TASK INSTRUCTIONS: From the line that holds "Output a JSON" to the end of the records, reproduce every line exactly. No pictures.

MATERIAL SHOWN:
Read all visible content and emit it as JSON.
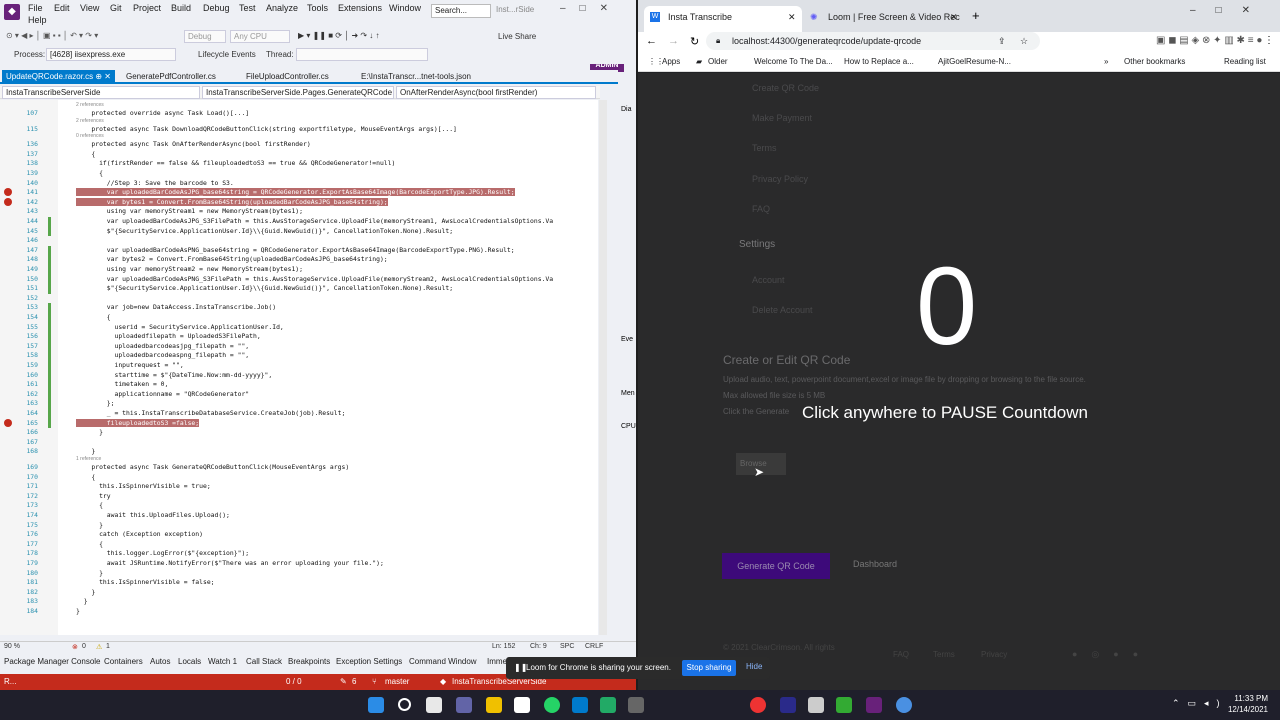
{
  "vs": {
    "menu": [
      "File",
      "Edit",
      "View",
      "Git",
      "Project",
      "Build",
      "Debug",
      "Test",
      "Analyze",
      "Tools",
      "Extensions",
      "Window",
      "Help"
    ],
    "search_placeholder": "Search...",
    "solution": "Inst...rSide",
    "toolbar": {
      "config": "Debug",
      "platform": "Any CPU",
      "live_share": "Live Share",
      "admin": "ADMIN"
    },
    "process": {
      "label": "Process:",
      "value": "[4628] iisexpress.exe",
      "lifecycle": "Lifecycle Events",
      "thread": "Thread:"
    },
    "tabs": [
      "UpdateQRCode.razor.cs",
      "GeneratePdfController.cs",
      "FileUploadController.cs",
      "E:\\InstaTranscr...tnet-tools.json"
    ],
    "nav": [
      "InstaTranscribeServerSide",
      "InstaTranscribeServerSide.Pages.GenerateQRCode",
      "OnAfterRenderAsync(bool firstRender)"
    ],
    "code_lines": [
      {
        "n": "107",
        "t": "    protected override async Task Load()[...]"
      },
      {
        "n": "115",
        "t": "    protected async Task DownloadQRCodeButtonClick(string exportfiletype, MouseEventArgs args)[...]"
      },
      {
        "n": "136",
        "t": "    protected async Task OnAfterRenderAsync(bool firstRender)"
      },
      {
        "n": "137",
        "t": "    {"
      },
      {
        "n": "138",
        "t": "      if(firstRender == false && fileuploadedtoS3 == true && QRCodeGenerator!=null)"
      },
      {
        "n": "139",
        "t": "      {"
      },
      {
        "n": "140",
        "t": "        //Step 3: Save the barcode to S3."
      },
      {
        "n": "141",
        "t": "        var uploadedBarCodeAsJPG_base64string = QRCodeGenerator.ExportAsBase64Image(BarcodeExportType.JPG).Result;"
      },
      {
        "n": "142",
        "t": "        var bytes1 = Convert.FromBase64String(uploadedBarCodeAsJPG_base64string);"
      },
      {
        "n": "143",
        "t": "        using var memoryStream1 = new MemoryStream(bytes1);"
      },
      {
        "n": "144",
        "t": "        var uploadedBarCodeAsJPG_S3FilePath = this.AwsStorageService.UploadFile(memoryStream1, AwsLocalCredentialsOptions.Va"
      },
      {
        "n": "145",
        "t": "        $\"{SecurityService.ApplicationUser.Id}\\\\{Guid.NewGuid()}\", CancellationToken.None).Result;"
      },
      {
        "n": "146",
        "t": ""
      },
      {
        "n": "147",
        "t": "        var uploadedBarCodeAsPNG_base64string = QRCodeGenerator.ExportAsBase64Image(BarcodeExportType.PNG).Result;"
      },
      {
        "n": "148",
        "t": "        var bytes2 = Convert.FromBase64String(uploadedBarCodeAsJPG_base64string);"
      },
      {
        "n": "149",
        "t": "        using var memoryStream2 = new MemoryStream(bytes1);"
      },
      {
        "n": "150",
        "t": "        var uploadedBarCodeAsPNG_S3FilePath = this.AwsStorageService.UploadFile(memoryStream2, AwsLocalCredentialsOptions.Va"
      },
      {
        "n": "151",
        "t": "        $\"{SecurityService.ApplicationUser.Id}\\\\{Guid.NewGuid()}\", CancellationToken.None).Result;"
      },
      {
        "n": "152",
        "t": ""
      },
      {
        "n": "153",
        "t": "        var job=new DataAccess.InstaTranscribe.Job()"
      },
      {
        "n": "154",
        "t": "        {"
      },
      {
        "n": "155",
        "t": "          userid = SecurityService.ApplicationUser.Id,"
      },
      {
        "n": "156",
        "t": "          uploadedfilepath = UploadedS3FilePath,"
      },
      {
        "n": "157",
        "t": "          uploadedbarcodeasjpg_filepath = \"\","
      },
      {
        "n": "158",
        "t": "          uploadedbarcodeaspng_filepath = \"\","
      },
      {
        "n": "159",
        "t": "          inputrequest = \"\","
      },
      {
        "n": "160",
        "t": "          starttime = $\"{DateTime.Now:mm-dd-yyyy}\","
      },
      {
        "n": "161",
        "t": "          timetaken = 0,"
      },
      {
        "n": "162",
        "t": "          applicationname = \"QRCodeGenerator\""
      },
      {
        "n": "163",
        "t": "        };"
      },
      {
        "n": "164",
        "t": "        _ = this.InstaTranscribeDatabaseService.CreateJob(job).Result;"
      },
      {
        "n": "165",
        "t": "        fileuploadedtoS3 =false;"
      },
      {
        "n": "166",
        "t": "      }"
      },
      {
        "n": "167",
        "t": ""
      },
      {
        "n": "168",
        "t": "    }"
      },
      {
        "n": "169",
        "t": "    protected async Task GenerateQRCodeButtonClick(MouseEventArgs args)"
      },
      {
        "n": "170",
        "t": "    {"
      },
      {
        "n": "171",
        "t": "      this.IsSpinnerVisible = true;"
      },
      {
        "n": "172",
        "t": "      try"
      },
      {
        "n": "173",
        "t": "      {"
      },
      {
        "n": "174",
        "t": "        await this.UploadFiles.Upload();"
      },
      {
        "n": "175",
        "t": "      }"
      },
      {
        "n": "176",
        "t": "      catch (Exception exception)"
      },
      {
        "n": "177",
        "t": "      {"
      },
      {
        "n": "178",
        "t": "        this.logger.LogError($\"{exception}\");"
      },
      {
        "n": "179",
        "t": "        await JSRuntime.NotifyError($\"There was an error uploading your file.\");"
      },
      {
        "n": "180",
        "t": "      }"
      },
      {
        "n": "181",
        "t": "      this.IsSpinnerVisible = false;"
      },
      {
        "n": "182",
        "t": "    }"
      },
      {
        "n": "183",
        "t": "  }"
      },
      {
        "n": "184",
        "t": "}"
      }
    ],
    "refs": {
      "r1": "2 references",
      "r2": "2 references",
      "r3": "0 references",
      "r4": "1 reference"
    },
    "status1": {
      "zoom": "90 %",
      "errors": "0",
      "warnings": "1",
      "ln": "Ln: 152",
      "ch": "Ch: 9",
      "spc": "SPC",
      "crlf": "CRLF"
    },
    "bottom_tabs": [
      "Package Manager Console",
      "Containers",
      "Autos",
      "Locals",
      "Watch 1",
      "Call Stack",
      "Breakpoints",
      "Exception Settings",
      "Command Window",
      "Imme"
    ],
    "status2": {
      "ready": "R...",
      "counts": "0 / 0",
      "pen": "6",
      "branch": "master",
      "project": "InstaTranscribeServerSide"
    },
    "side": [
      "Dia",
      "Eve",
      "Men",
      "CPU"
    ]
  },
  "chrome": {
    "tabs": [
      {
        "title": "Insta Transcribe"
      },
      {
        "title": "Loom | Free Screen & Video Rec"
      }
    ],
    "url": "localhost:44300/generateqrcode/update-qrcode",
    "bookmarks": [
      "Apps",
      "Older",
      "Welcome To The Da...",
      "How to Replace a...",
      "AjitGoelResume-N...",
      "Other bookmarks",
      "Reading list"
    ],
    "page": {
      "menu": [
        "Create QR Code",
        "Make Payment",
        "Terms",
        "Privacy Policy",
        "FAQ",
        "Settings",
        "Account",
        "Delete Account"
      ],
      "heading": "Create or Edit QR Code",
      "desc1": "Upload audio, text, powerpoint document,excel or image file by dropping or browsing to the file source.",
      "desc2": "Max allowed file size is 5 MB",
      "desc3": "Click the Generate",
      "browse": "Browse",
      "gen_button": "Generate QR Code",
      "dashboard": "Dashboard",
      "footer": "© 2021 ClearCrimson. All rights",
      "footer_links": [
        "FAQ",
        "Terms",
        "Privacy"
      ]
    },
    "countdown": "0",
    "pause_text": "Click anywhere to PAUSE Countdown"
  },
  "share": {
    "text": "Loom for Chrome is sharing your screen.",
    "stop": "Stop sharing",
    "hide": "Hide"
  },
  "taskbar": {
    "time": "11:33 PM",
    "date": "12/14/2021"
  }
}
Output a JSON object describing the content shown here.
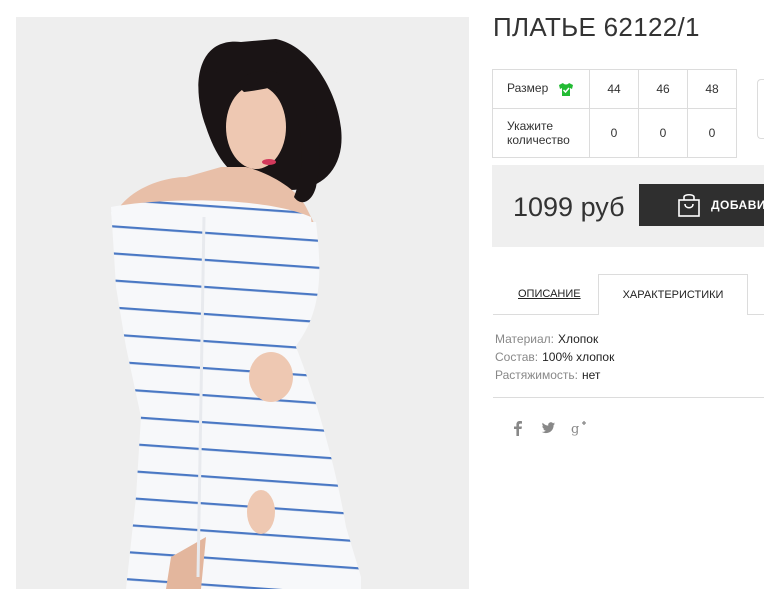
{
  "product": {
    "title": "ПЛАТЬЕ 62122/1",
    "image_alt": "model wearing off-shoulder white dress with blue stripes"
  },
  "sizes": {
    "size_label": "Размер",
    "qty_label": "Укажите количество",
    "sizes": [
      "44",
      "46",
      "48"
    ],
    "quantities": [
      "0",
      "0",
      "0"
    ],
    "shirt_icon": "tshirt-icon",
    "shirt_icon_color": "#22bb33"
  },
  "buy": {
    "price": "1099 руб",
    "add_label": "ДОБАВИТ",
    "bag_icon": "shopping-bag-icon"
  },
  "tabs": {
    "description": "ОПИСАНИЕ",
    "characteristics": "ХАРАКТЕРИСТИКИ",
    "active": "characteristics"
  },
  "specs": [
    {
      "name": "Материал:",
      "value": "Хлопок"
    },
    {
      "name": "Состав:",
      "value": "100% хлопок"
    },
    {
      "name": "Растяжимость:",
      "value": "нет"
    }
  ],
  "social": [
    "facebook-icon",
    "twitter-icon",
    "google-plus-icon"
  ],
  "colors": {
    "stripe": "#4a78c4",
    "button_bg": "#2f2f2f",
    "buy_box_bg": "#efefef"
  }
}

TASK OUTPUT:
Output a JSON object describing the content shown here.
{
  "product": {
    "title": "ПЛАТЬЕ 62122/1",
    "image_alt": "model wearing off-shoulder white dress with blue stripes"
  },
  "sizes": {
    "size_label": "Размер",
    "qty_label": "Укажите количество",
    "sizes": [
      "44",
      "46",
      "48"
    ],
    "quantities": [
      "0",
      "0",
      "0"
    ],
    "shirt_icon": "tshirt-icon",
    "shirt_icon_color": "#22bb33"
  },
  "buy": {
    "price": "1099 руб",
    "add_label": "ДОБАВИТ",
    "bag_icon": "shopping-bag-icon"
  },
  "tabs": {
    "description": "ОПИСАНИЕ",
    "characteristics": "ХАРАКТЕРИСТИКИ",
    "active": "characteristics"
  },
  "specs": [
    {
      "name": "Материал:",
      "value": "Хлопок"
    },
    {
      "name": "Состав:",
      "value": "100% хлопок"
    },
    {
      "name": "Растяжимость:",
      "value": "нет"
    }
  ],
  "social": [
    "facebook-icon",
    "twitter-icon",
    "google-plus-icon"
  ],
  "colors": {
    "stripe": "#4a78c4",
    "button_bg": "#2f2f2f",
    "buy_box_bg": "#efefef"
  }
}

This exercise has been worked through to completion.